The sun was coming down, and shadows from the mountains were already covering a significant part of the valley. I tried to hurry those EU experts, telling them I would prefer to arrive at our destination before sunset. Once again, they were pretty swift in their inspections, and we were on our way in no time.
On take off, we would probably experience the same bumps as we had on landing. Because of that, I decided to try something that is not in the manual. I selected full flaps, dialed my trim wheel a couple of notches back, and hoped this would get us into the air and out of the bumps before we could gain much speed. It worked nicely.
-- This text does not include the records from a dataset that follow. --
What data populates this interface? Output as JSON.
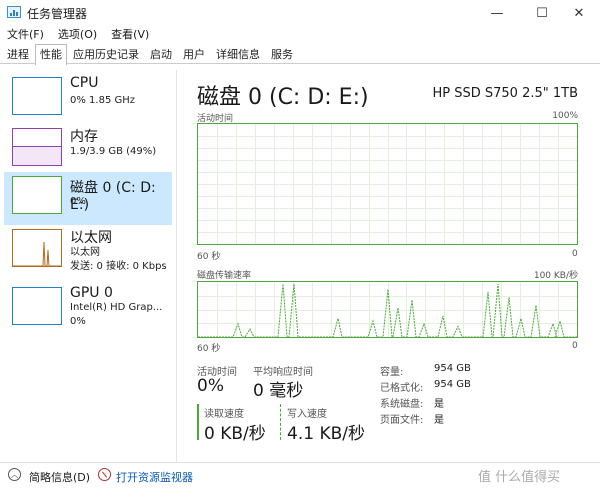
{
  "window": {
    "title": "任务管理器",
    "minimize": "—",
    "maximize": "☐",
    "close": "✕"
  },
  "menu": [
    "文件(F)",
    "选项(O)",
    "查看(V)"
  ],
  "tabs": [
    "进程",
    "性能",
    "应用历史记录",
    "启动",
    "用户",
    "详细信息",
    "服务"
  ],
  "active_tab": "性能",
  "sidebar": [
    {
      "title": "CPU",
      "sub1": "0% 1.85 GHz",
      "sub2": "",
      "color": "#1f7fd8"
    },
    {
      "title": "内存",
      "sub1": "1.9/3.9 GB (49%)",
      "sub2": "",
      "color": "#8e3fb0",
      "fill_pct": 49
    },
    {
      "title": "磁盘 0 (C: D: E:)",
      "sub1": "0%",
      "sub2": "",
      "color": "#4aa83a",
      "selected": true
    },
    {
      "title": "以太网",
      "sub1": "以太网",
      "sub2": "发送: 0 接收: 0 Kbps",
      "color": "#b5691f"
    },
    {
      "title": "GPU 0",
      "sub1": "Intel(R) HD Grap...",
      "sub2": "0%",
      "color": "#1f7fd8"
    }
  ],
  "main": {
    "title": "磁盘 0 (C: D: E:)",
    "model": "HP SSD S750 2.5\" 1TB",
    "graph1": {
      "label": "活动时间",
      "max": "100%",
      "time": "60 秒",
      "min": "0"
    },
    "graph2": {
      "label": "磁盘传输速率",
      "max": "100 KB/秒",
      "time": "60 秒",
      "min": "0"
    },
    "stats": {
      "active_label": "活动时间",
      "active_value": "0%",
      "resp_label": "平均响应时间",
      "resp_value": "0 毫秒",
      "read_label": "读取速度",
      "read_value": "0 KB/秒",
      "write_label": "写入速度",
      "write_value": "4.1 KB/秒"
    },
    "info": [
      {
        "k": "容量:",
        "v": "954 GB"
      },
      {
        "k": "已格式化:",
        "v": "954 GB"
      },
      {
        "k": "系统磁盘:",
        "v": "是"
      },
      {
        "k": "页面文件:",
        "v": "是"
      }
    ]
  },
  "footer": {
    "summary": "简略信息(D)",
    "monitor": "打开资源监视器"
  },
  "watermark": "值 什么值得买"
}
I lifted the nose wheel off the ground a few seconds after starting our take off roll. The mains were still on the ground, and we did hit some bumps, but then we were flying and everything was smooth again.
Since mountains would not be a problem, I decided to cruise a bit lower, at 4500 feet, avoiding any problems with clouds. This also provided us with a nice view of the landscape around the Bakkaflói, when arriving at our destination.
I radioed my company controller to check the weather — calm winds, few clouds, visibility more than 10 miles. Since winds would not be a factor, and no planes appeared to be in the air near the órshöfn airfield, I opted to approach runway 02. I turned left a few degrees to intercept the 020 course inbound on the NDB located on the field. Yes, this was no IFR approach, but I hoped it would get me nicely lined up for a straight in approach. And it did!
This was another gravel runway, but it was actually pretty smooth, no hard bumps. This was good news, after the landing gear had taken a beating on departure again.
I taxied to parking, retracted flaps and shut everything down.